I have been looking at the options of counteracting the thrust in low (20º) pitch hipped roofs.
I understand that one of the solutions employed to deal with this is to use ridge and hip beams.
It strikes me that this does not in fact work in timber as even if the beams are designed for 0 deflection the creep over time will still result in the jacks and hip rafters transmitting the full thrust.
If you could calculate exactly how much deflection will take place due to creep and shorten all the rafters in an arc acordingly and only fix them when they are loaded you could overcome this problem but I would doubt whether it was practical to achieve this.
This, I reckon, would also apply in all applications of a ridge beam?.
Following this theory through it would seem more appropriate to counteract the lateral thrust where it is taking place – at the the wall plate. In a vaulted roof construction this is probably best achieved in order of preference by, when possible, tying the opposing external walls together utilizing a perpendicular internal wall, in a masonry structure by using a concrete or steel bond beam (ring beam) and in a stick or SIP construction doing the same with either timber or steel - any difference in the width of the beam and walls being lost into a corbelled soffit.
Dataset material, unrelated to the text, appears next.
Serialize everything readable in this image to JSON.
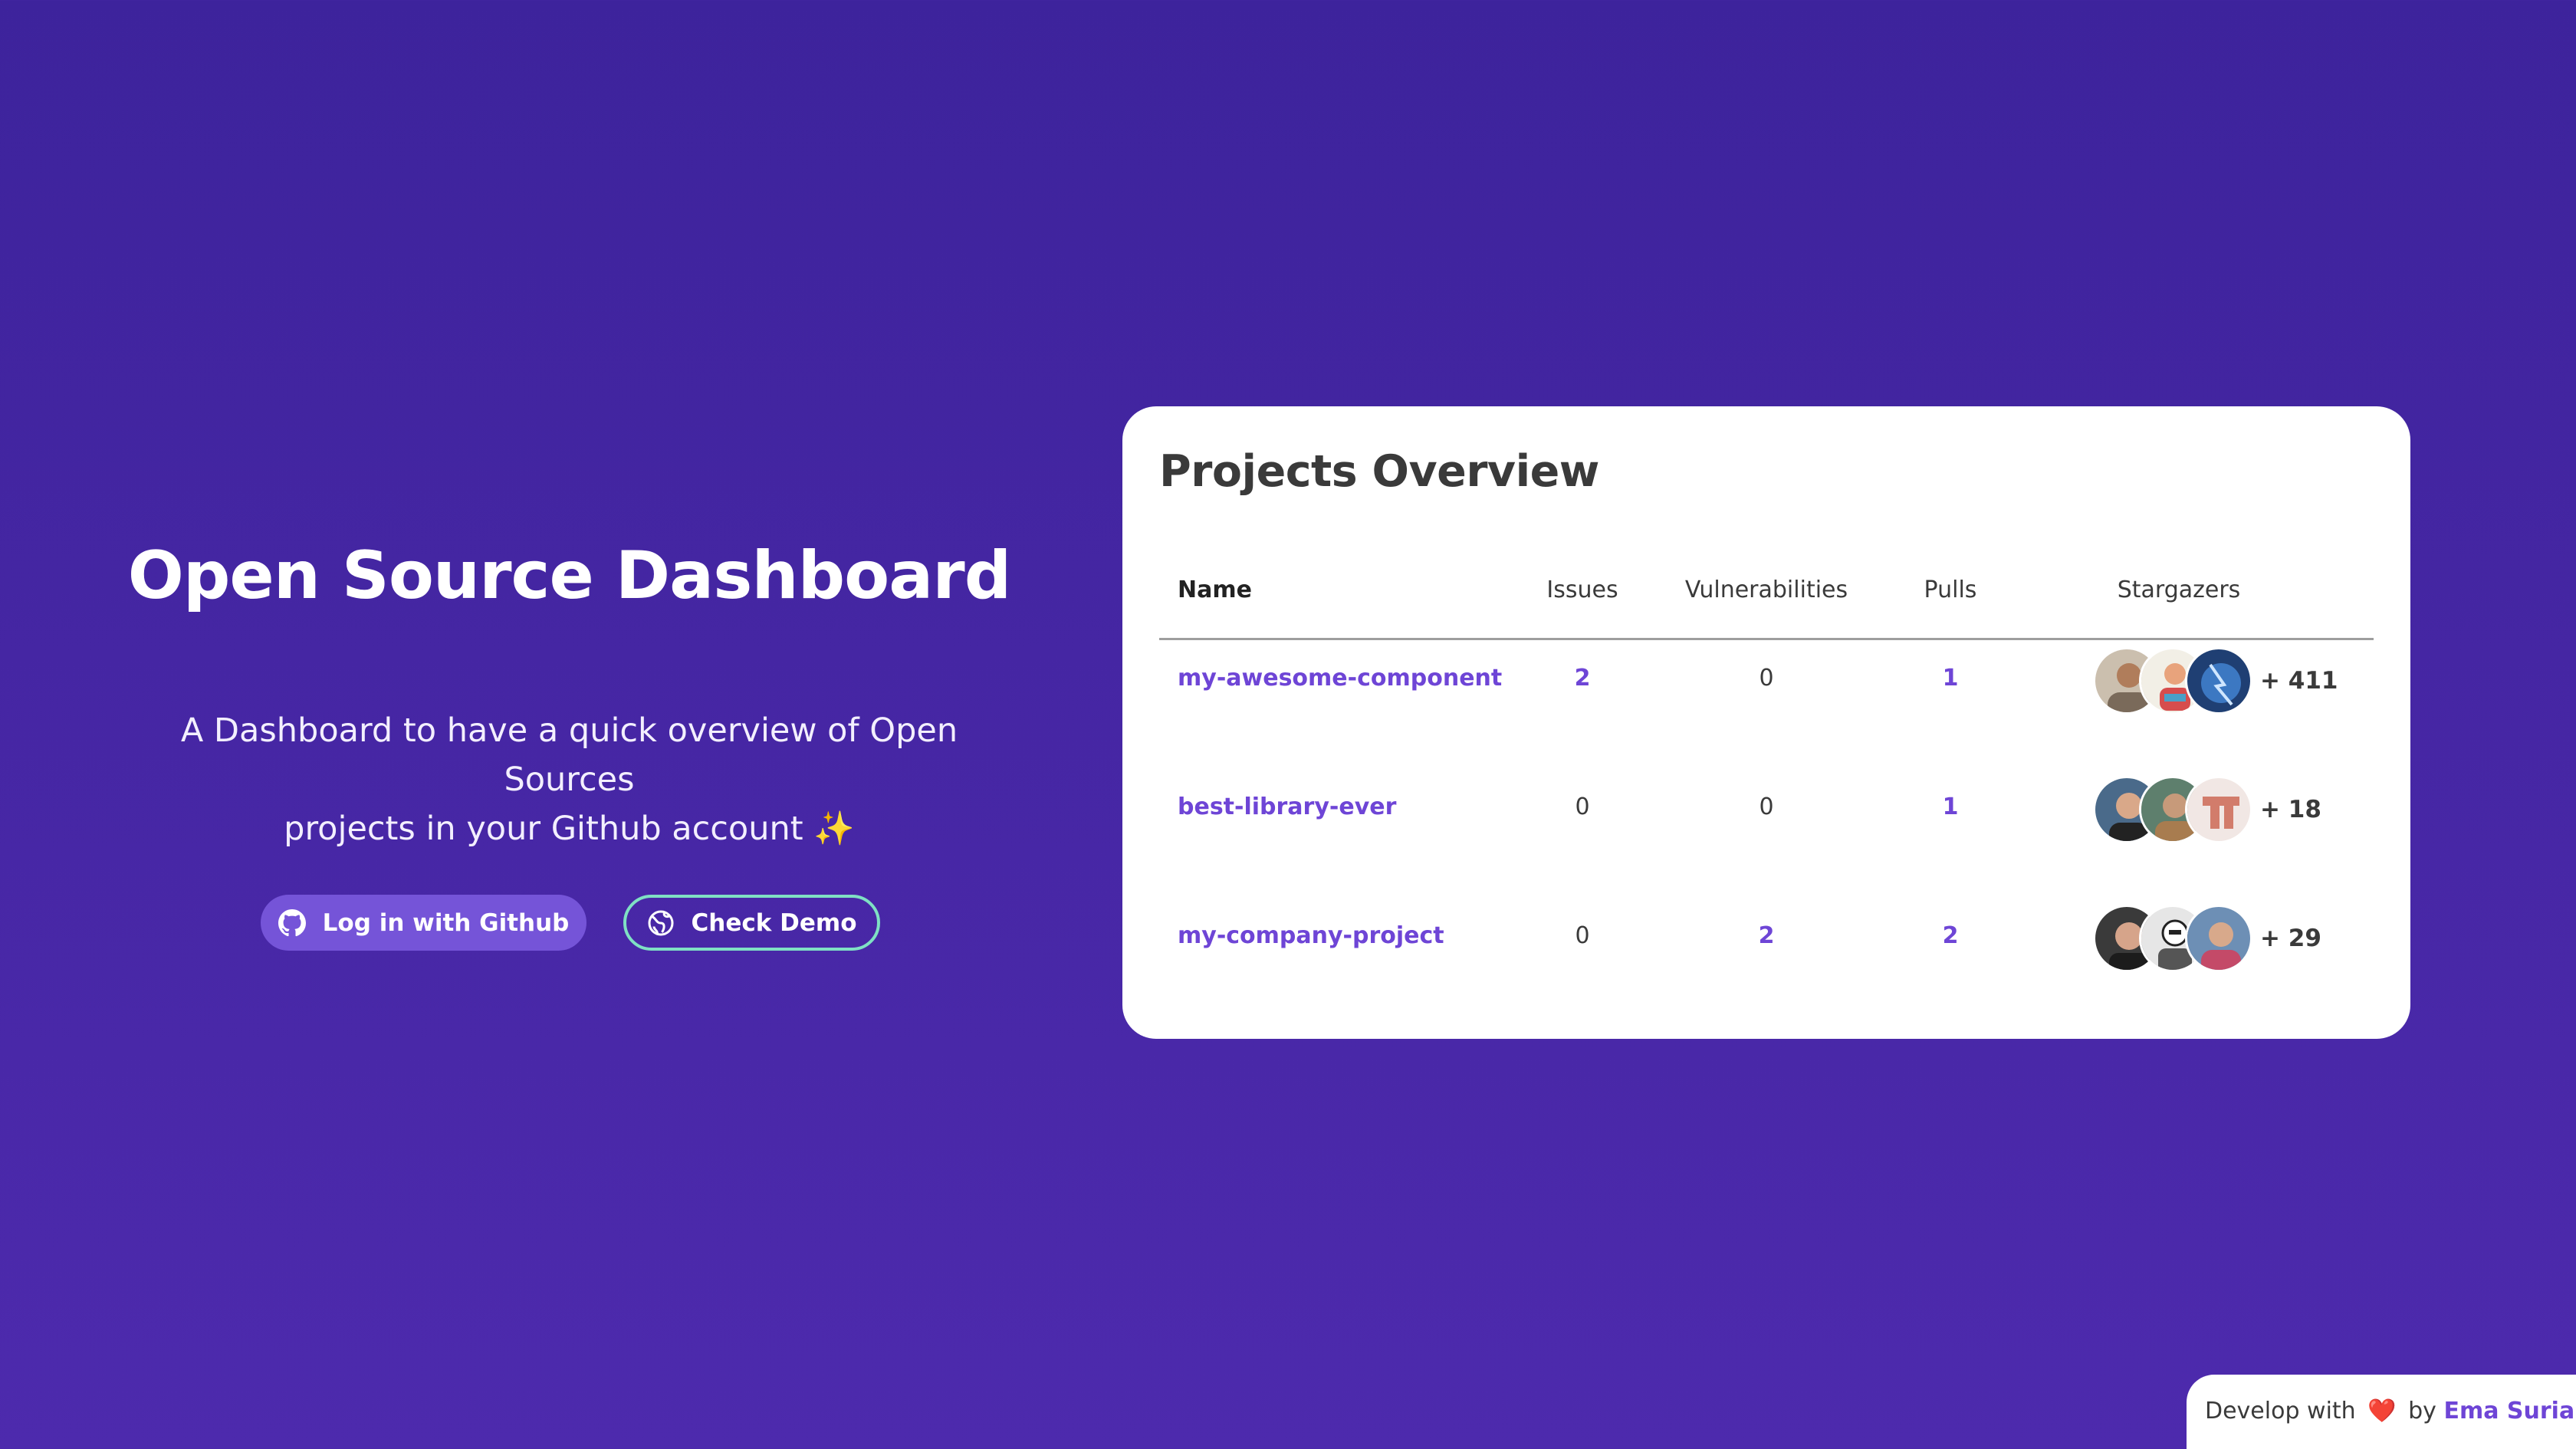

In an unvaulted roof collars/ties or couples are an alternative but with the exception of couples incorporated into the ceiling, when you are proposing to utilize the roof space, is probably making more work?